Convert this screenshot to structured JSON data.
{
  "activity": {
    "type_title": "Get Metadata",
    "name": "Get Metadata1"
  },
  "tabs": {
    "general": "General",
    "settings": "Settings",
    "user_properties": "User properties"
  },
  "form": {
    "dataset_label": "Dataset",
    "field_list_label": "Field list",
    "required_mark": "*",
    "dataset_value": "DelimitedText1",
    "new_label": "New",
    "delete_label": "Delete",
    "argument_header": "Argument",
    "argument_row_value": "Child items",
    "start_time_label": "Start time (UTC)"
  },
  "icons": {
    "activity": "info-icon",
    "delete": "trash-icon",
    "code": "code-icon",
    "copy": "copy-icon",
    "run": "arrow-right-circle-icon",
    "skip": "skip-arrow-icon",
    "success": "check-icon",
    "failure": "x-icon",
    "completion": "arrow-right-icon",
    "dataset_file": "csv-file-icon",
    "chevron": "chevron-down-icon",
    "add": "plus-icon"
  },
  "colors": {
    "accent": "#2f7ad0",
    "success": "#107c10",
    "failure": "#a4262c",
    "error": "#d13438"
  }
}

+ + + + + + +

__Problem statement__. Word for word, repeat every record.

__Your response__.
Convert this screenshot to structured JSON data.
{
  "activity": {
    "type_title": "Get Metadata",
    "name": "Get Metadata1"
  },
  "tabs": {
    "general": "General",
    "settings": "Settings",
    "user_properties": "User properties"
  },
  "form": {
    "dataset_label": "Dataset",
    "field_list_label": "Field list",
    "required_mark": "*",
    "dataset_value": "DelimitedText1",
    "new_label": "New",
    "delete_label": "Delete",
    "argument_header": "Argument",
    "argument_row_value": "Child items",
    "start_time_label": "Start time (UTC)"
  },
  "icons": {
    "activity": "info-icon",
    "delete": "trash-icon",
    "code": "code-icon",
    "copy": "copy-icon",
    "run": "arrow-right-circle-icon",
    "skip": "skip-arrow-icon",
    "success": "check-icon",
    "failure": "x-icon",
    "completion": "arrow-right-icon",
    "dataset_file": "csv-file-icon",
    "chevron": "chevron-down-icon",
    "add": "plus-icon"
  },
  "colors": {
    "accent": "#2f7ad0",
    "success": "#107c10",
    "failure": "#a4262c",
    "error": "#d13438"
  }
}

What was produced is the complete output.